China's State Councilor Dai Bingguo, right, gestures to U.N. climate chief Christiana Figueres, left, at the opening of the United Nations Climate Change Conference in Tianjin, China, 04 Oct. 2010

United Nations talks on climate change are nearing a close with no clear consensus yet in sight. The meeting is aimed at laying the groundwork for progress at a major climate change meeting in Mexico later this year.

While many of the negotiators for a global climate change accord consider it a pressing issue, there is less agreement on how to share the burden of tackling the problem.

Last year, the international community failed to reach an agreement that included legally binding emissions reductions at a high-profile meeting in Copenhagen.

Precursor to Cancun meeting

This week's meeting in the Chinese port city of Tianjin is the precursor to the world's next big attempt, at Cancun, Mexico, later this year.

Jake Schmidt is with the U.S. environmental group, Natural Resources Defense Council. He says some countries in recent days appear to be stalling, by raising questions about procedural, rather than substantive issues, which could hamper efforts to produce a deal in Cancun.

"Instead of trying to produce a text which incorporated every single element that we could possibly envision, the chair proposed a set of, effectively, bullet points, that said here are the things that I think we can legitimately agree to in Cancun," Schmidt said. "And obviously there are going to be some things off that list. And the Chinese, Saudi Arabia and others, questioned whether or not the chair had the ability to do that."

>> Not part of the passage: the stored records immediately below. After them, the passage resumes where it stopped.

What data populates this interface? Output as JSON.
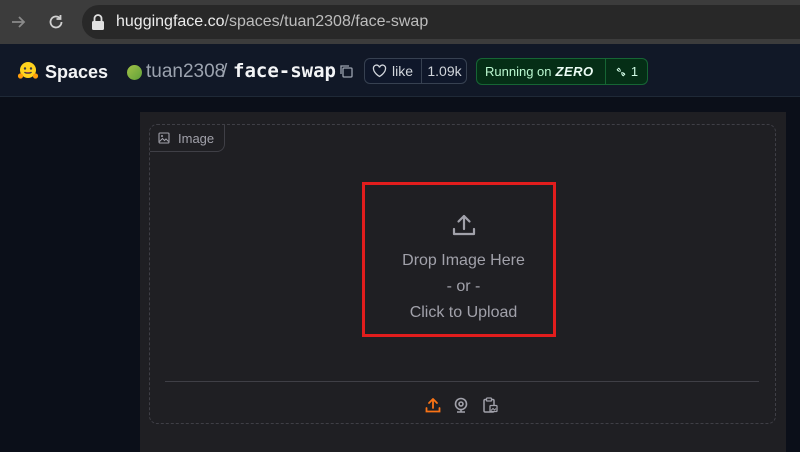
{
  "browser": {
    "url_host": "huggingface.co",
    "url_path": "/spaces/tuan2308/face-swap"
  },
  "header": {
    "brand": "Spaces",
    "owner": "tuan2308",
    "separator": "/",
    "repo": "face-swap",
    "like_label": "like",
    "like_count": "1.09k",
    "status_prefix": "Running on",
    "status_hardware": "ZERO",
    "status_count": "1",
    "colors": {
      "running": "#166534",
      "accent": "#f97316"
    }
  },
  "image_input": {
    "label": "Image",
    "drop_line1": "Drop Image Here",
    "drop_line2": "- or -",
    "drop_line3": "Click to Upload",
    "sources": [
      "upload-icon",
      "webcam-icon",
      "clipboard-icon"
    ]
  }
}
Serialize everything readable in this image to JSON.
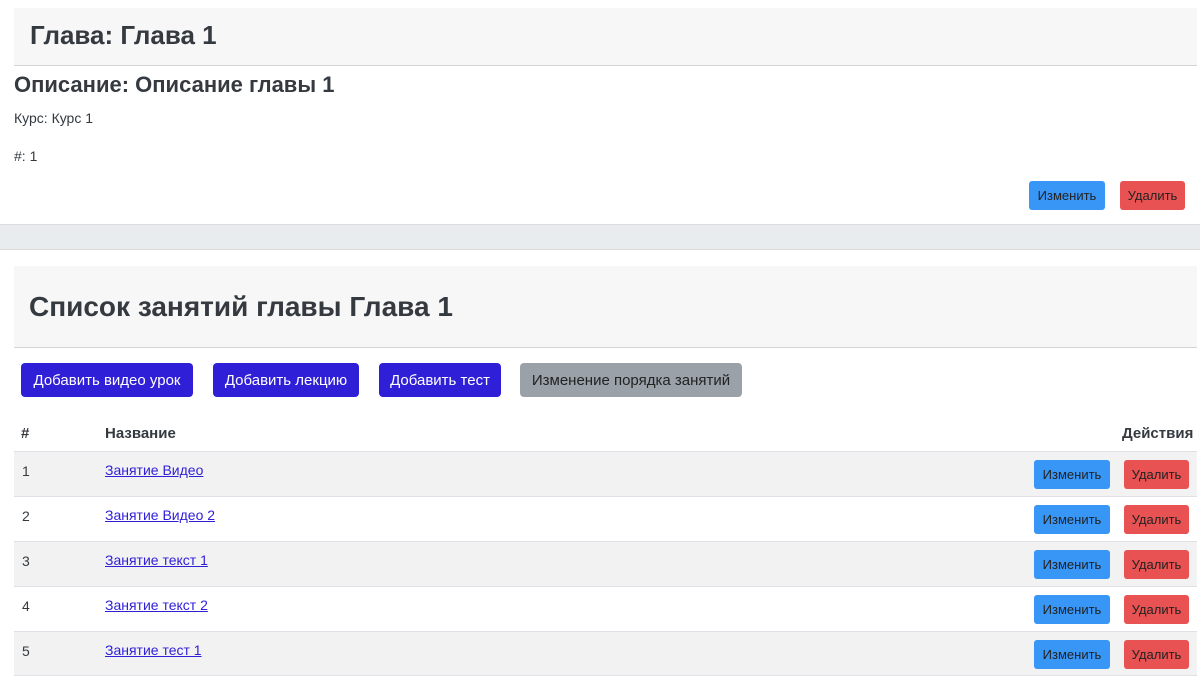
{
  "chapter": {
    "title": "Глава: Глава 1",
    "description": "Описание: Описание главы 1",
    "course": "Курс: Курс 1",
    "number": "#: 1",
    "edit_label": "Изменить",
    "delete_label": "Удалить"
  },
  "lessons_section": {
    "title": "Список занятий главы Глава 1",
    "buttons": {
      "add_video": "Добавить видео урок",
      "add_lecture": "Добавить лекцию",
      "add_test": "Добавить тест",
      "reorder": "Изменение порядка занятий"
    },
    "columns": {
      "num": "#",
      "name": "Название",
      "actions": "Действия"
    },
    "rows": [
      {
        "num": "1",
        "name": "Занятие Видео",
        "edit": "Изменить",
        "delete": "Удалить"
      },
      {
        "num": "2",
        "name": "Занятие Видео 2",
        "edit": "Изменить",
        "delete": "Удалить"
      },
      {
        "num": "3",
        "name": "Занятие текст 1",
        "edit": "Изменить",
        "delete": "Удалить"
      },
      {
        "num": "4",
        "name": "Занятие текст 2",
        "edit": "Изменить",
        "delete": "Удалить"
      },
      {
        "num": "5",
        "name": "Занятие тест 1",
        "edit": "Изменить",
        "delete": "Удалить"
      }
    ]
  },
  "colors": {
    "primary_blue": "#3796f6",
    "danger_red": "#e85252",
    "accent_purple": "#2f1fd7",
    "secondary_gray": "#9aa1a9"
  }
}
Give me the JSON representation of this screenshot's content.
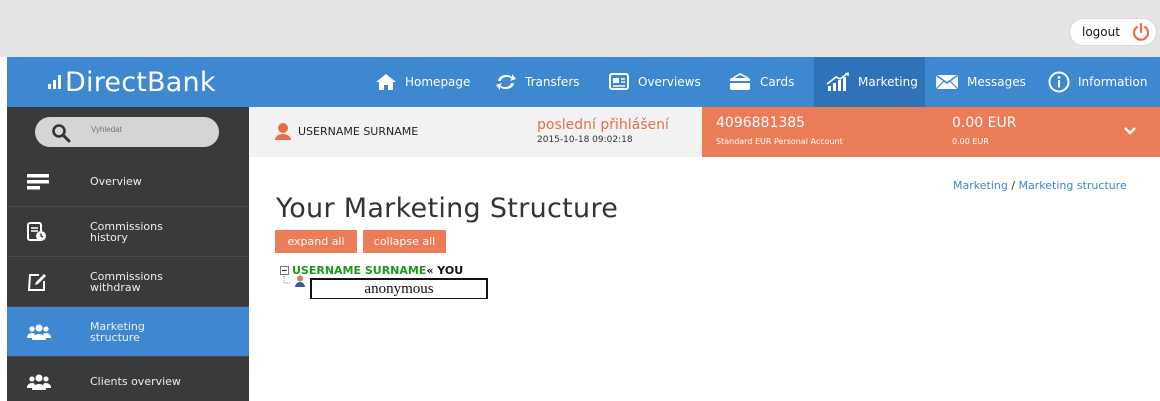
{
  "header": {
    "logout_label": "logout"
  },
  "brand": {
    "logo_text": "DirectBank"
  },
  "nav": {
    "items": [
      {
        "label": "Homepage",
        "icon": "home-icon"
      },
      {
        "label": "Transfers",
        "icon": "transfers-icon"
      },
      {
        "label": "Overviews",
        "icon": "overviews-icon"
      },
      {
        "label": "Cards",
        "icon": "cards-icon"
      },
      {
        "label": "Marketing",
        "icon": "marketing-chart-icon",
        "active": true
      },
      {
        "label": "Messages",
        "icon": "envelope-icon"
      },
      {
        "label": "Information",
        "icon": "info-icon"
      }
    ]
  },
  "search": {
    "placeholder": "Vyhledat"
  },
  "user": {
    "name": "USERNAME SURNAME"
  },
  "last_login": {
    "label": "poslední přihlášení",
    "datetime": "2015-10-18 09:02:18"
  },
  "account": {
    "number": "4096881385",
    "type": "Standard EUR Personal Account",
    "balance": "0.00 EUR",
    "balance_sub": "0.00 EUR"
  },
  "sidebar": {
    "items": [
      {
        "label": "Overview",
        "icon": "list-icon"
      },
      {
        "label": "Commissions\nhistory",
        "icon": "history-icon"
      },
      {
        "label": "Commissions\nwithdraw",
        "icon": "edit-icon"
      },
      {
        "label": "Marketing\nstructure",
        "icon": "users-icon",
        "active": true
      },
      {
        "label": "Clients overview",
        "icon": "users-icon"
      }
    ]
  },
  "breadcrumb": {
    "parent": "Marketing",
    "separator": "/",
    "current": "Marketing structure"
  },
  "page": {
    "title": "Your Marketing Structure"
  },
  "buttons": {
    "expand_all": "expand all",
    "collapse_all": "collapse all"
  },
  "tree": {
    "root_name": "USERNAME SURNAME",
    "root_suffix": "« YOU",
    "child_label": "anonymous"
  },
  "colors": {
    "nav_blue": "#3e87d1",
    "accent_orange": "#ea7c58",
    "sidebar_dark": "#3a3a3a",
    "tree_green": "#1a9a1a"
  }
}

Foundation for agreement

Schmidt says as of Thursday, he is pessimistic that this week's meeting will, in his words, "lay the foundation" for an agreement in Cancun

He says many countries appear to be ready to agree to things like reforestation efforts and technology adaptation to reduce greenhouse gas emissions. But they are not ready to agree on what he described as "the tougher things."

"Like whether or not they're going to formalize their international commitments, their commitments to reduce emissions, and whether or not they're going to agree to a set of transparency provisions," Schmidt added.


Greenhouse gases, such as carbon dioxide released by burning fuels such as oil and coal, are thought to contribute to global warming.

One of the big sticking points is whether there should be binding targets to reduce emissions. Although China has overtaken the United States to become the world's largest emitter of greenhouse gases, Beijing refuses to commit to targets because it says it is still a developing nation.


Earlier in the week, Chinese State Councilor Dai Bingguo told the conference one of his country's top priorities is to develop the economy.

Dai says China's ability to control greenhouse gas emissions faces great pressure. He says the speed of industrialization and urbanization in the country is still quickening, which means its energy demand will also increase.

Delegates from nearly 200 countries began their meeting in Tianjin on Monday. The talks end Saturday.